The synopsis for Hillside Cannibals describes it as being about some dude named Sawney Bean, a cannibal killer who’s been feasting on victims for 400 years. He lives with his flesh-eating inbred clan in some caves on a hillside (hence the title) in the California desert.
My question is: Where the hell did all this back story come from? There is no evidence of 400-year-old killers found anywhere in the movie. Unless I saw a severely truncated version (which I doubt, because the film is heavily padded; every third shot is of the same pile of skulls and bones on the ground), then director Leigh Scott and writer Steve Bevilacqua are full of crap.
Hell, the cannibals don’t even talk! They just grunt, gurgle, and gesticulate a lot. Perhaps a jaunty song should play during the opening credits (like in The Beverly Hillbillies) that explains the premise.

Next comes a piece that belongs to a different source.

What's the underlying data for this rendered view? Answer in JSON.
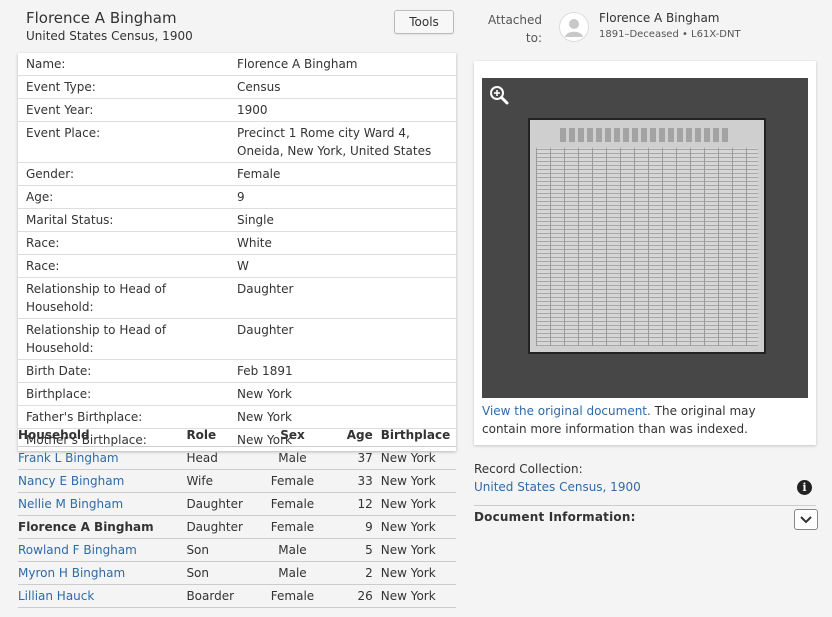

It would have helped.
Nutshell: Five campers, for no reason in particular, go out into the desert for an evening of drinking, reefing, and screwing. A clan of Road Warrior extras, who apparently got their costumes at Goodwill, show up for a bloody buffet.
Final Girl Linda (Heather Conforto), spends the rest of the movie alternately trying to get help, rescue her boyfriend, and elude capture. That’s about it, really.
In their desperate attempt to somehow link this turkey to The Hills Have Eyes, Scott and Bevilacqua neglect the other aspects of the film. First of all, three of the five campers are dead within 12 minutes of the opening. This leaves only two other characters to be killed for the duration of the movie, a problem Scott tries to fix by briefly introducing three more campers, who are on screen just long enough to prove annoying, before they become lunch.
We don’t know who they are, why they’ve chosen to stop in this location, or anything else. While the scene does up the body count, the inclusion of these off-brand characters was clearly an afterthought and accurately illustrates the haphazard level of craft and creativity at work.
Despite all the piss-poor examples of padding and subplots that go nowhere (e.g., what’s the sheriff’s relationship to this band of bizarros? Is he a cousin or something? We never find out.) there is abundant gore and some genuinely nightmarish imagery, including an ending that’s totally grim.
I thought it was a nice stylish touch that when a new chief of the tribe takes power, he has to remove the face of the fallen leader and wear it around. Disgusting, but sort of cool, I guess.
Hillside Cannibals isn’t a complete waste of time—but it comes awfully close.